1 UN Human Rights Council, Resolution 7/19, 27 April 2008, para. 8.
2 Report of the Special Rapporteur on the promotion and protection of the right to freedom of opinion and expression, Frank La Rue, submitted in accordance with Human Rights Council resolution 16/4, A/67/357, of 7 September 2012, para. 46.
3 Rabat Plan of Action on the prohibition of advocacy of national, racial or religious hatred that constitutes incitement to discrimination, hostility or violence, para. 14.
4 European Commission against Racism and Intolerance (ECRI), ECRI General Policy Recommendation No. 15 on Combating Hate Speech, Adopted on 8 December 2015, at https://www.coe.int/en/web/european-commission-against-racism-and-intolerance/recommendation-no.15, para. 9.
5 European Commission against Racism and Intolerance (ECRI), ECRI General Policy Recommendation No. 15 on Combating Hate Speech, Explanatory Memorandum, para. 157.

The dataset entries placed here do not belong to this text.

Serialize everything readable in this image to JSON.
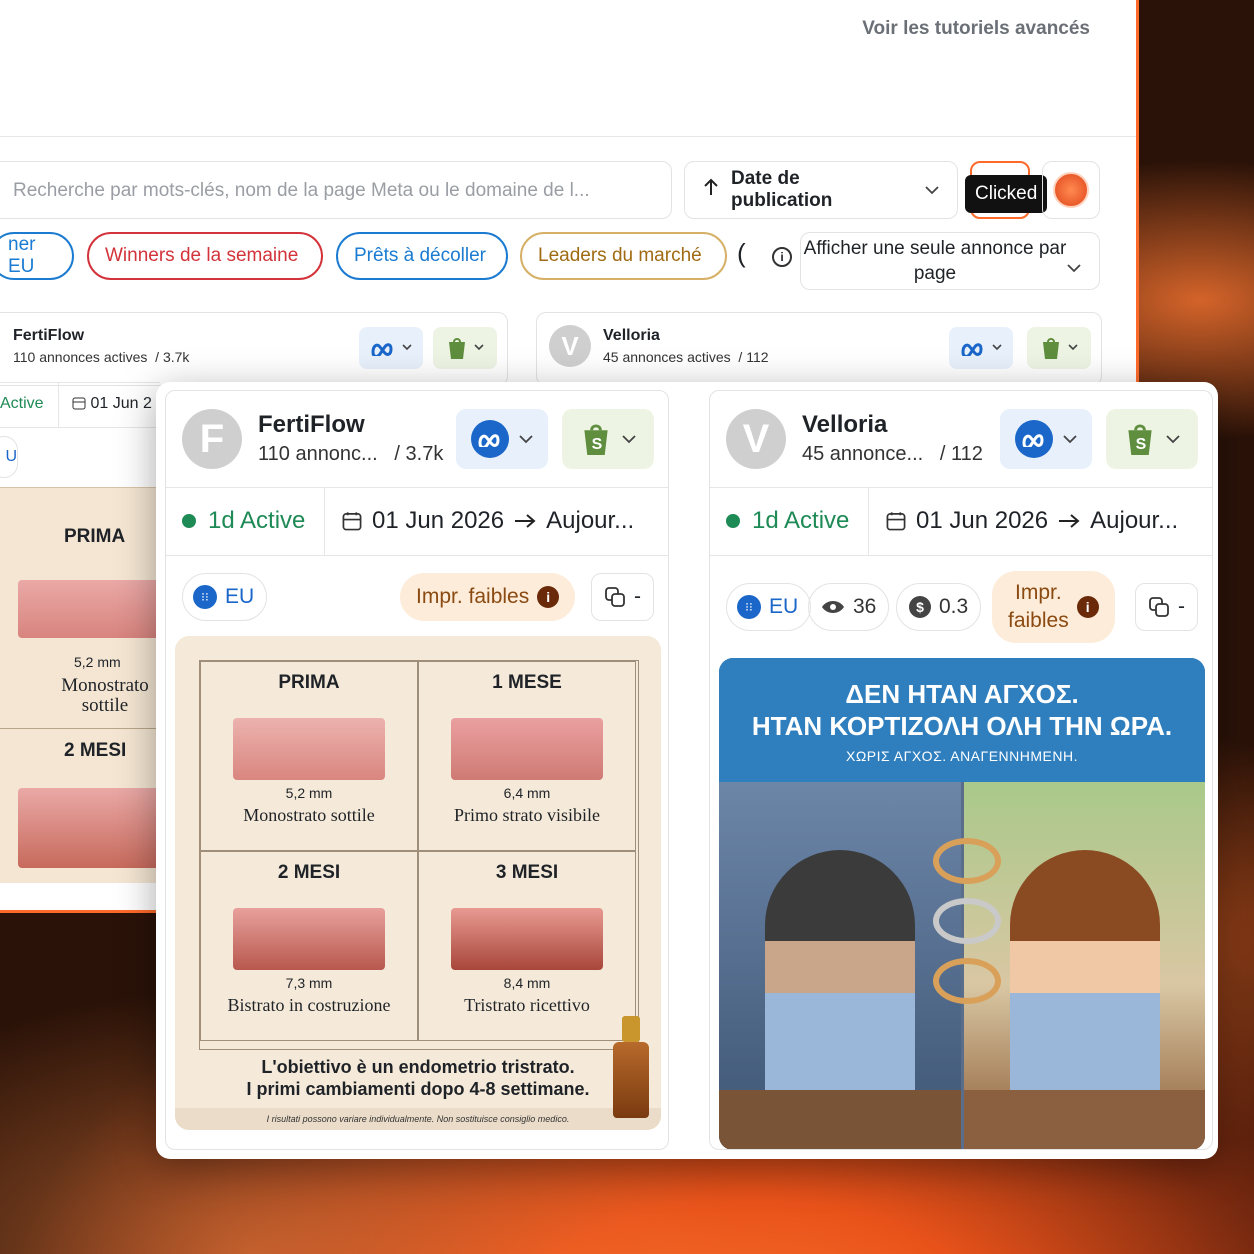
{
  "top_link": "Voir les tutoriels avancés",
  "search": {
    "placeholder": "Recherche par mots-clés, nom de la page Meta ou le domaine de l..."
  },
  "sort": {
    "label": "Date de publication"
  },
  "tooltip": "Clicked",
  "filters": {
    "chips": [
      "ner EU",
      "Winners de la semaine",
      "Prêts à décoller",
      "Leaders du marché"
    ],
    "paren": "(",
    "display_mode": "Afficher une seule annonce par page"
  },
  "back_cards": [
    {
      "name": "FertiFlow",
      "sub": "110 annonces actives",
      "count": "/ 3.7k",
      "active": "Active",
      "date": "01 Jun 2",
      "region": "U"
    },
    {
      "name": "Velloria",
      "sub": "45 annonces actives",
      "count": "/ 112"
    }
  ],
  "back_creative": {
    "label_top": "PRIMA",
    "mm": "5,2 mm",
    "caption": "Monostrato sottile",
    "label_bottom": "2 MESI"
  },
  "cards": [
    {
      "avatar": "F",
      "name": "FertiFlow",
      "sub": "110 annonc...",
      "count": "/ 3.7k",
      "active": "1d Active",
      "date_from": "01 Jun 2026",
      "date_to": "Aujour...",
      "region": "EU",
      "impressions": "Impr. faibles",
      "copy_count": "-",
      "creative": {
        "cells": [
          {
            "title": "PRIMA",
            "mm": "5,2 mm",
            "caption": "Monostrato sottile"
          },
          {
            "title": "1 MESE",
            "mm": "6,4 mm",
            "caption": "Primo strato visibile"
          },
          {
            "title": "2 MESI",
            "mm": "7,3 mm",
            "caption": "Bistrato in costruzione"
          },
          {
            "title": "3 MESI",
            "mm": "8,4 mm",
            "caption": "Tristrato ricettivo"
          }
        ],
        "footer_line1": "L'obiettivo è un endometrio tristrato.",
        "footer_line2": "I primi cambiamenti dopo 4-8 settimane.",
        "disclaimer": "I risultati possono variare individualmente. Non sostituisce consiglio medico."
      }
    },
    {
      "avatar": "V",
      "name": "Velloria",
      "sub": "45 annonce...",
      "count": "/ 112",
      "active": "1d Active",
      "date_from": "01 Jun 2026",
      "date_to": "Aujour...",
      "region": "EU",
      "views": "36",
      "spend": "0.3",
      "impressions_line1": "Impr.",
      "impressions_line2": "faibles",
      "copy_count": "-",
      "creative": {
        "headline1": "ΔΕΝ ΗΤΑΝ ΑΓΧΟΣ.",
        "headline2": "ΗΤΑΝ ΚΟΡΤΙΖΟΛΗ ΟΛΗ ΤΗΝ ΩΡΑ.",
        "subline": "ΧΩΡΙΣ ΑΓΧΟΣ. ΑΝΑΓΕΝΝΗΜΕΝΗ."
      }
    }
  ],
  "colors": {
    "accent": "#ff6a2a",
    "active_green": "#1e8a55",
    "meta_blue": "#1a66c9",
    "shopify_green": "#5e8e3e"
  }
}
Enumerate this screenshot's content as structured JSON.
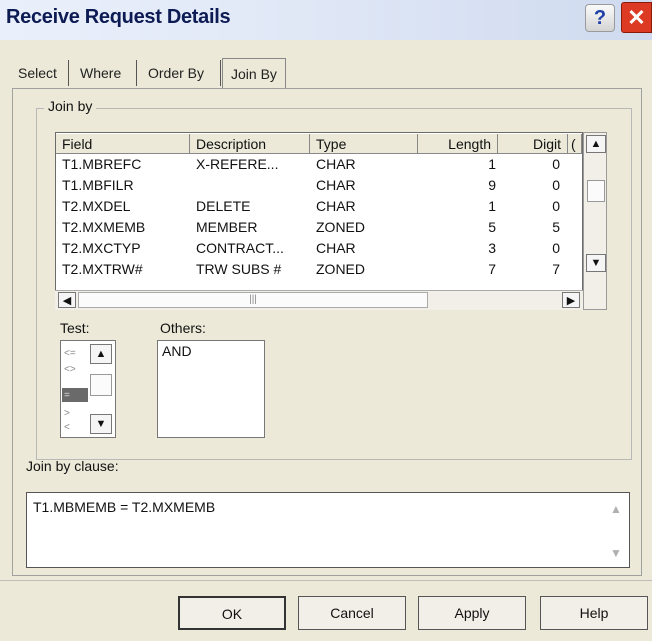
{
  "window": {
    "title": "Receive Request Details",
    "help_label": "?",
    "close_label": "✕"
  },
  "tabs": [
    {
      "label": "Select"
    },
    {
      "label": "Where"
    },
    {
      "label": "Order By"
    },
    {
      "label": "Join By"
    }
  ],
  "join_by": {
    "group_label": "Join by",
    "columns": [
      "Field",
      "Description",
      "Type",
      "Length",
      "Digit",
      "("
    ],
    "rows": [
      {
        "field": "T1.MBREFC",
        "description": "X-REFERE...",
        "type": "CHAR",
        "length": "1",
        "digit": "0"
      },
      {
        "field": "T1.MBFILR",
        "description": "",
        "type": "CHAR",
        "length": "9",
        "digit": "0"
      },
      {
        "field": "T2.MXDEL",
        "description": "DELETE",
        "type": "CHAR",
        "length": "1",
        "digit": "0"
      },
      {
        "field": "T2.MXMEMB",
        "description": "MEMBER",
        "type": "ZONED",
        "length": "5",
        "digit": "5"
      },
      {
        "field": "T2.MXCTYP",
        "description": "CONTRACT...",
        "type": "CHAR",
        "length": "3",
        "digit": "0"
      },
      {
        "field": "T2.MXTRW#",
        "description": "TRW SUBS #",
        "type": "ZONED",
        "length": "7",
        "digit": "7"
      }
    ]
  },
  "test": {
    "label": "Test:",
    "operators": [
      "<=",
      "<>",
      "=",
      ">",
      "<"
    ]
  },
  "others": {
    "label": "Others:",
    "items": [
      "AND"
    ]
  },
  "join_clause": {
    "label": "Join by clause:",
    "value": "T1.MBMEMB = T2.MXMEMB"
  },
  "buttons": {
    "ok": "OK",
    "cancel": "Cancel",
    "apply": "Apply",
    "help": "Help"
  },
  "colors": {
    "close_button": "#dd3a23",
    "title_text": "#0d1b54"
  }
}
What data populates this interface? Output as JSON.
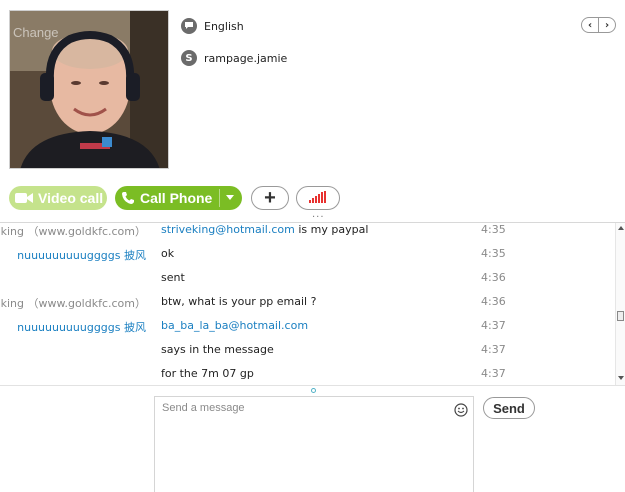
{
  "profile": {
    "avatar_overlay_text": "Change",
    "language": "English",
    "skype_name": "rampage.jamie"
  },
  "actions": {
    "video_call_label": "Video call",
    "call_phone_label": "Call Phone",
    "add_label": "+"
  },
  "messages": [
    {
      "sender": "king （www.goldkfc.com）",
      "sender_type": "them",
      "parts": [
        {
          "text": "striveking@hotmail.com",
          "link": true
        },
        {
          "text": " is my paypal",
          "link": false
        }
      ],
      "time": "4:35"
    },
    {
      "sender": "nuuuuuuuuuggggs 披风",
      "sender_type": "me",
      "parts": [
        {
          "text": "ok",
          "link": false
        }
      ],
      "time": "4:35"
    },
    {
      "sender": "",
      "sender_type": "me",
      "parts": [
        {
          "text": "sent",
          "link": false
        }
      ],
      "time": "4:36"
    },
    {
      "sender": "king （www.goldkfc.com）",
      "sender_type": "them",
      "parts": [
        {
          "text": "btw, what is your pp email ?",
          "link": false
        }
      ],
      "time": "4:36"
    },
    {
      "sender": "nuuuuuuuuuggggs 披风",
      "sender_type": "me",
      "parts": [
        {
          "text": "ba_ba_la_ba@hotmail.com",
          "link": true
        }
      ],
      "time": "4:37"
    },
    {
      "sender": "",
      "sender_type": "me",
      "parts": [
        {
          "text": "says in the message",
          "link": false
        }
      ],
      "time": "4:37"
    },
    {
      "sender": "",
      "sender_type": "me",
      "parts": [
        {
          "text": "for the 7m 07 gp",
          "link": false
        }
      ],
      "time": "4:37"
    }
  ],
  "compose": {
    "placeholder": "Send a message",
    "send_label": "Send"
  },
  "colors": {
    "call_green": "#7bbd24",
    "video_green_disabled": "#c5e38c",
    "link_blue": "#1a7fc1"
  },
  "icons": {
    "language": "speech-bubble-icon",
    "skype": "skype-icon",
    "video": "video-camera-icon",
    "phone": "phone-icon",
    "signal": "signal-bars-icon",
    "emoji": "smiley-icon"
  }
}
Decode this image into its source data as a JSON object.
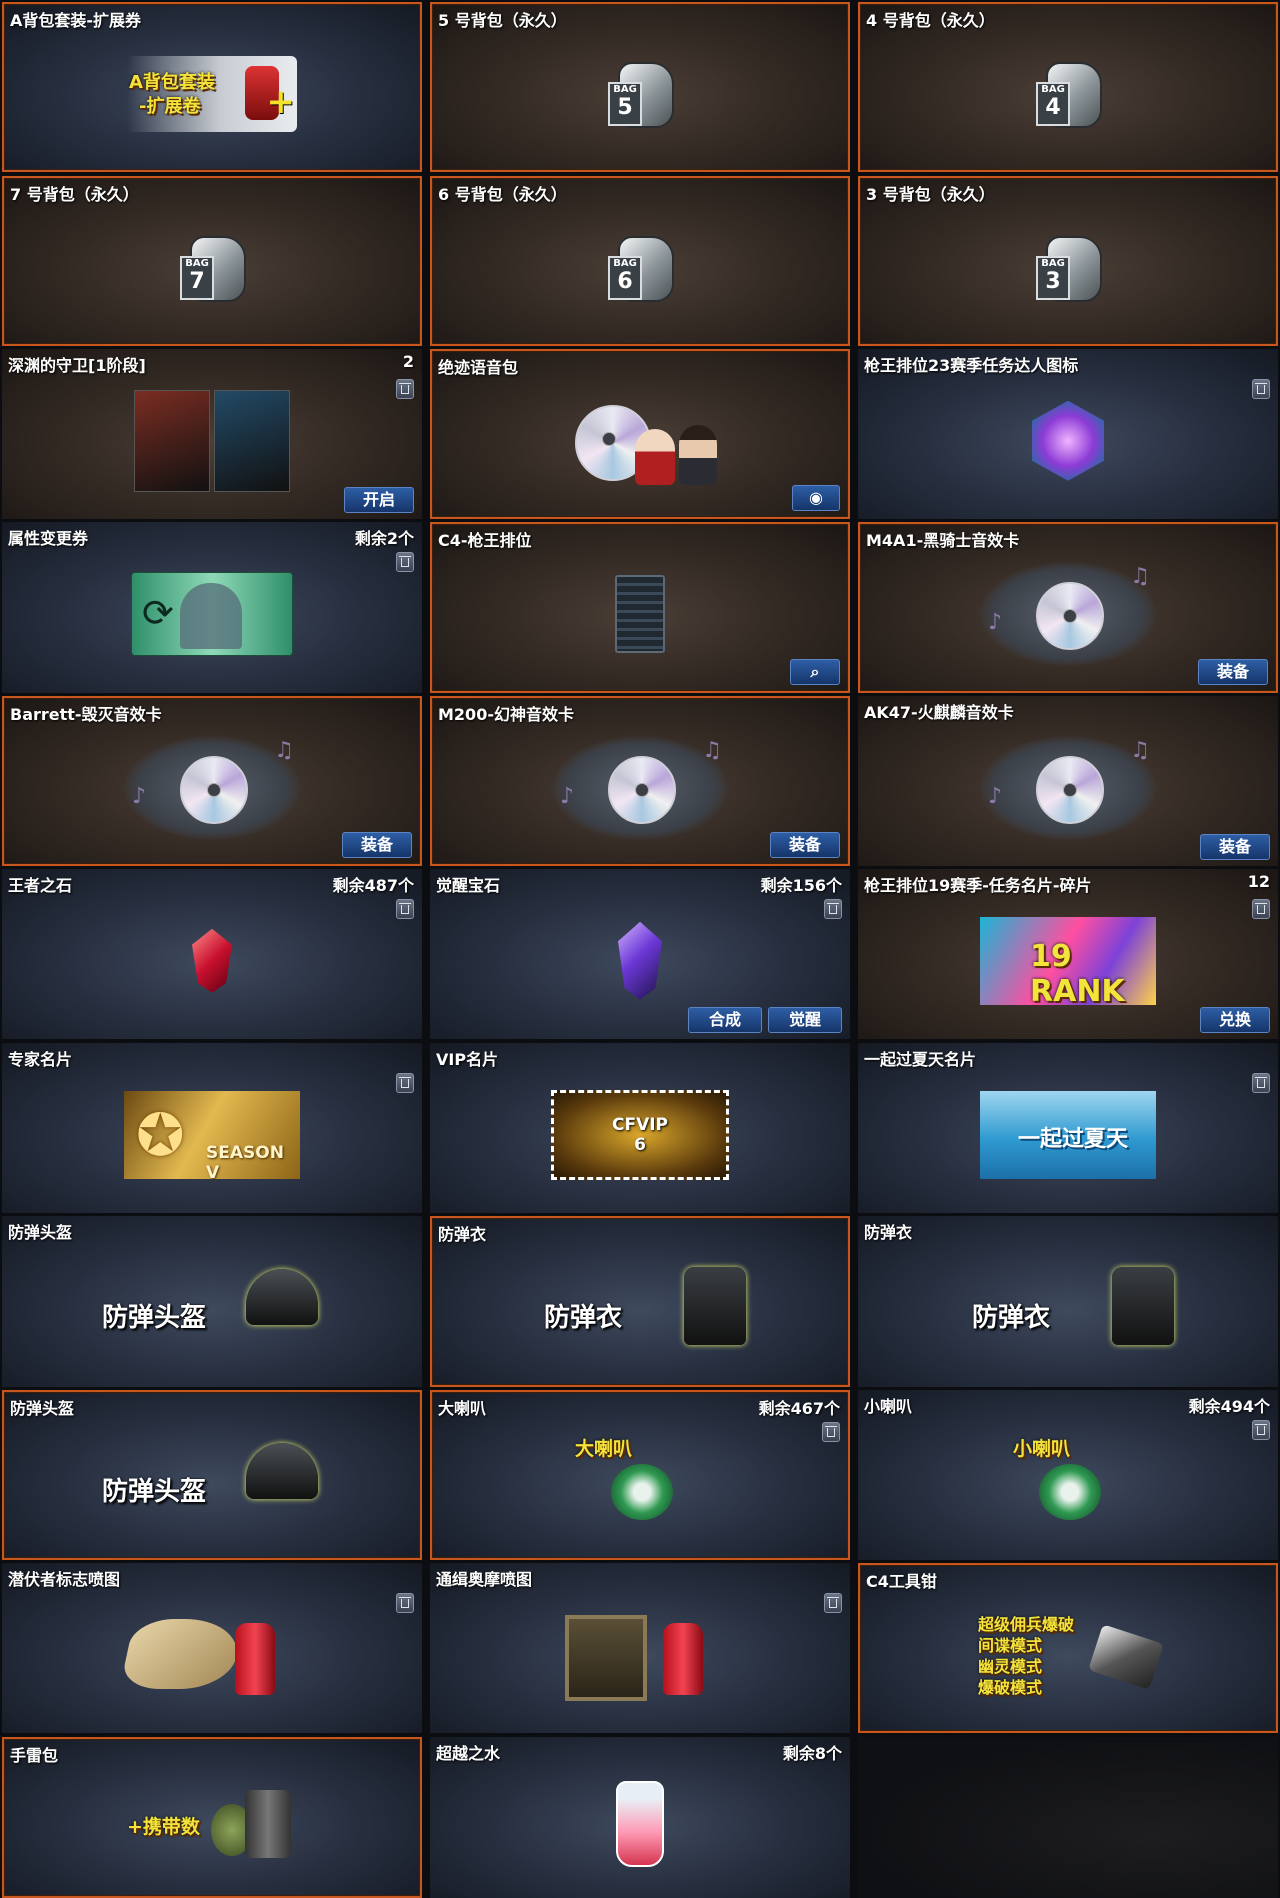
{
  "colors": {
    "orange_border": "#c7571d",
    "button_blue": "#2e5ea5",
    "panel_blue": "#293142",
    "panel_brown": "#352b25"
  },
  "items": [
    {
      "name": "A背包套装-扩展券",
      "art_text": [
        "A背包套装",
        "-扩展卷"
      ],
      "icon": "backpack-expansion-icon"
    },
    {
      "name": "5 号背包（永久）",
      "bag_number": "5",
      "bag_label": "BAG",
      "icon": "bag-icon"
    },
    {
      "name": "4 号背包（永久）",
      "bag_number": "4",
      "bag_label": "BAG",
      "icon": "bag-icon"
    },
    {
      "name": "7 号背包（永久）",
      "bag_number": "7",
      "bag_label": "BAG",
      "icon": "bag-icon"
    },
    {
      "name": "6 号背包（永久）",
      "bag_number": "6",
      "bag_label": "BAG",
      "icon": "bag-icon"
    },
    {
      "name": "3 号背包（永久）",
      "bag_number": "3",
      "bag_label": "BAG",
      "icon": "bag-icon"
    },
    {
      "name": "深渊的守卫[1阶段]",
      "count": "2",
      "button": "开启",
      "icon": "character-cards-icon"
    },
    {
      "name": "绝迹语音包",
      "icon": "voice-pack-icon"
    },
    {
      "name": "枪王排位23赛季任务达人图标",
      "icon": "trophy-badge-icon"
    },
    {
      "name": "属性变更券",
      "count": "剩余2个",
      "icon": "attribute-ticket-icon"
    },
    {
      "name": "C4-枪王排位",
      "icon": "c4-icon"
    },
    {
      "name": "M4A1-黑骑士音效卡",
      "button": "装备",
      "icon": "sound-card-icon"
    },
    {
      "name": "Barrett-毁灭音效卡",
      "button": "装备",
      "icon": "sound-card-icon"
    },
    {
      "name": "M200-幻神音效卡",
      "button": "装备",
      "icon": "sound-card-icon"
    },
    {
      "name": "AK47-火麒麟音效卡",
      "button": "装备",
      "icon": "sound-card-icon"
    },
    {
      "name": "王者之石",
      "count": "剩余487个",
      "icon": "red-gem-icon"
    },
    {
      "name": "觉醒宝石",
      "count": "剩余156个",
      "buttons": [
        "合成",
        "觉醒"
      ],
      "icon": "purple-gem-icon"
    },
    {
      "name": "枪王排位19赛季-任务名片-碎片",
      "count": "12",
      "button": "兑换",
      "art_text": "19 RANK",
      "icon": "rank-card-icon"
    },
    {
      "name": "专家名片",
      "art_text": "SEASON V",
      "icon": "expert-card-icon"
    },
    {
      "name": "VIP名片",
      "art_text": [
        "CFVIP",
        "6"
      ],
      "icon": "vip-card-icon"
    },
    {
      "name": "一起过夏天名片",
      "art_text": "一起过夏天",
      "icon": "summer-card-icon"
    },
    {
      "name": "防弹头盔",
      "art_text": "防弹头盔",
      "icon": "helmet-icon"
    },
    {
      "name": "防弹衣",
      "art_text": "防弹衣",
      "icon": "vest-icon"
    },
    {
      "name": "防弹衣",
      "art_text": "防弹衣",
      "icon": "vest-icon"
    },
    {
      "name": "防弹头盔",
      "art_text": "防弹头盔",
      "icon": "helmet-icon"
    },
    {
      "name": "大喇叭",
      "count": "剩余467个",
      "art_text": "大喇叭",
      "icon": "big-horn-icon"
    },
    {
      "name": "小喇叭",
      "count": "剩余494个",
      "art_text": "小喇叭",
      "icon": "small-horn-icon"
    },
    {
      "name": "潜伏者标志喷图",
      "icon": "spray-icon"
    },
    {
      "name": "通缉奥摩喷图",
      "icon": "spray-icon"
    },
    {
      "name": "C4工具钳",
      "art_text": [
        "超级佣兵爆破",
        "间谍模式",
        "幽灵模式",
        "爆破模式"
      ],
      "icon": "c4-pliers-icon"
    },
    {
      "name": "手雷包",
      "art_text": "+携带数",
      "icon": "grenade-pack-icon"
    },
    {
      "name": "超越之水",
      "count": "剩余8个",
      "icon": "potion-icon"
    }
  ]
}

6 ECtHR, Vona v. Hungary, Application No. 35943/10, Judgment rendered on 9 July 2013, para. 58; ECtHR, Les Authentiks and Supras Auteuil 91 v. France, Application Nos. 4696/11 and 4703/11, Judgment (2nd sect.) rendered on 27 October 2016, paras. 74 and 84.
7 ECtHR, Les Authentiks and Supras Auteuil 91 v. France, Applications Nos. 4696/11 and 4703/11, Judgment (2nd sect.) rendered on 27 October 2016, para. 84
8 ECtHR, Zehra Foundation and Others v. Turkey, Application No. 51595/07, Judgment (2nd sect.) rendered on 10 July 2018, para. 54
9 ECtHR, Zana v. Turkey, 19 September 2000.
10 ECtHR, Kasymakhunov and Saybatalov v. Russia, Applications No. 26261/05 and 26377/06, Judgment (1st sect.) rendered on 14 March 2013, para. 107.